The arc of our lives is constructed around finding what we’re good at and what our mission in life is, with those of us who are lucky finding an answer before we’re too old to enjoy fulfilling that purpose. Ballplayers are different. They are selected for their purpose absurdly early and often cocooned off from normal lives and normal expectations after that. The lucky ones become rich and famous and never lack for attention – until their superhuman skills fade, the bright lights are shut off, and the crowd surges elsewhere. They are old ballplayers but still young men – young men suddenly left to lead lives without competition, attention or structure. The lucky ones will somehow find a second mission in life. But many won’t be so lucky. They’ll just get lost, living for what’s left of the money they once made and the attention they once commanded. The sadness of Wally Backman’s story so far, if we are to believe his account of unfortunate events, is that he escaped that trap and then was flung back into it.
But there is something else we should consider. The Mets – so often comically gun-shy about the mere possibility of bad PR – ran a thorough background check on Backman and pronounced him fit to manage.

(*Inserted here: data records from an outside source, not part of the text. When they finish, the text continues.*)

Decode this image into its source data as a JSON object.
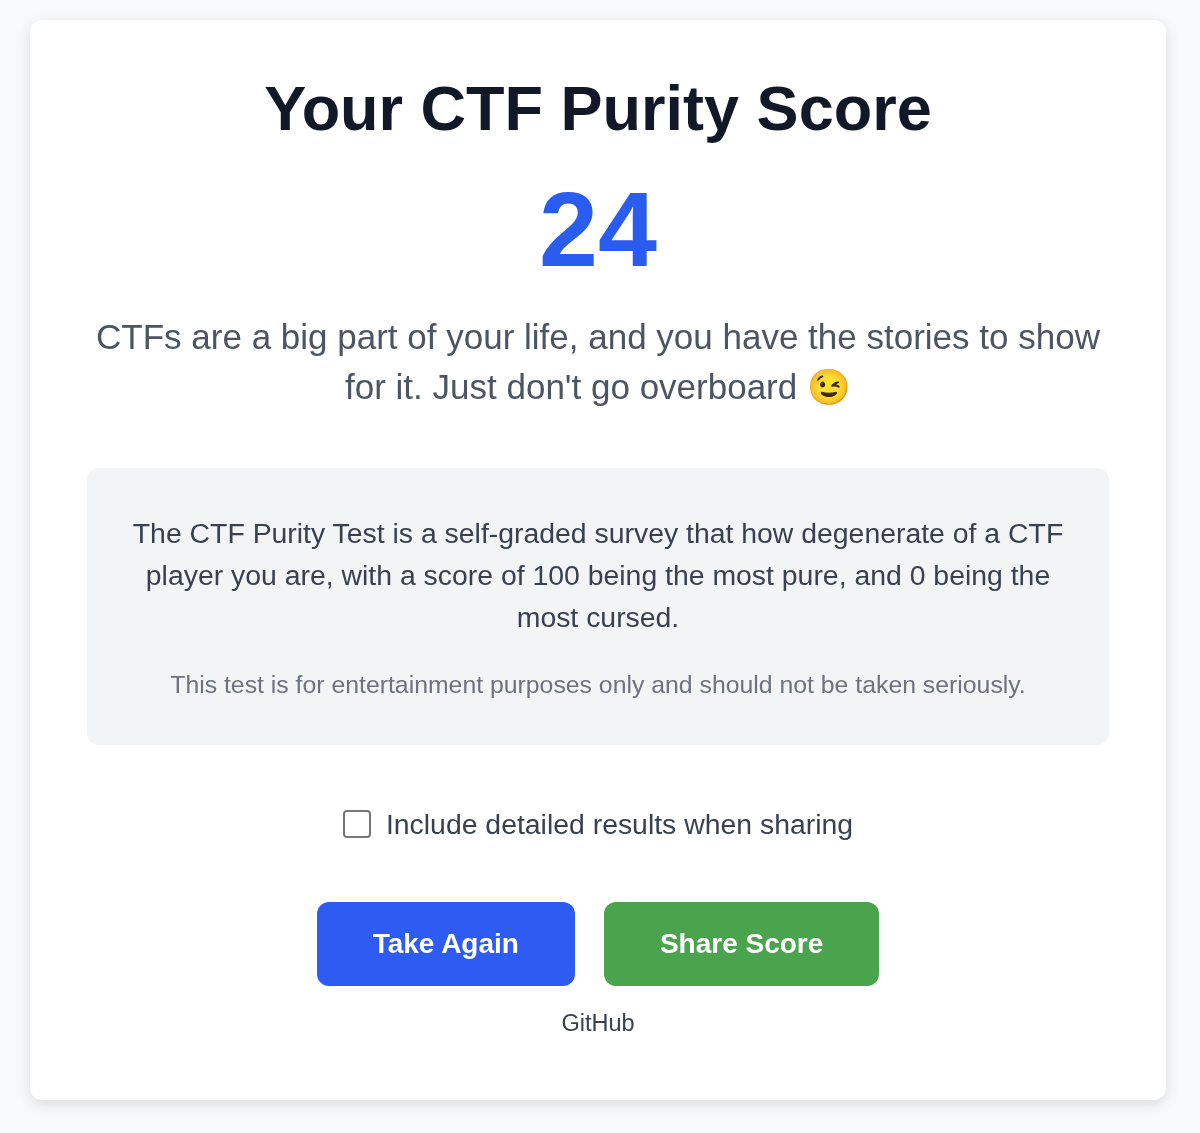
{
  "title": "Your CTF Purity Score",
  "score": "24",
  "message": "CTFs are a big part of your life, and you have the stories to show for it. Just don't go overboard 😉",
  "info": {
    "description": "The CTF Purity Test is a self-graded survey that how degenerate of a CTF player you are, with a score of 100 being the most pure, and 0 being the most cursed.",
    "disclaimer": "This test is for entertainment purposes only and should not be taken seriously."
  },
  "share_option": {
    "label": "Include detailed results when sharing",
    "checked": false
  },
  "buttons": [
    {
      "label": "Take Again",
      "kind": "primary"
    },
    {
      "label": "Share Score",
      "kind": "success"
    }
  ],
  "footer_link": "GitHub"
}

There have been, as far as anybody knows, no worrisome incidents since 2001 – a long eight years past by now. That has to count for something too, right? We can’t in good conscience ignore the murky doings of what happened in 2000 and 2001, but we also can’t in fairness ignore the quiet since then.
The Mets’ introduction of Backman as the Cyclones’ skipper was a bit schizoid: Omar Minaya and Jeff Wilpon were nowhere in evidence, with Dave Howard making the ritual pronouncements, which in this case included a clause in Backman’s contract allowing for his dismissal for any off-field troubles. (That wasn’t the saddest thing for me, though – rather, it was Backman explaining that he finally called Jeff Wilpon because “I didn’t really know who else to call.”)
But that wasn’t unexpected. What matters – for now – is that Wally Backman has his chance again. He can work his way back up the ladder, developing players in his image, and dream again of modeling a big-league jersey that says BACKMAN 6, and will be his to keep this time.
I’m excited to see him out at Keyspan Park and cheer for him, and hope one day to speculate about his strategic tendencies and how he’d fit at Citi Field. It’s a redemptive story, and a nice one. But along with that, fairly or not, comes a shadow – and the fervent hope that this story doesn’t become more complicated again.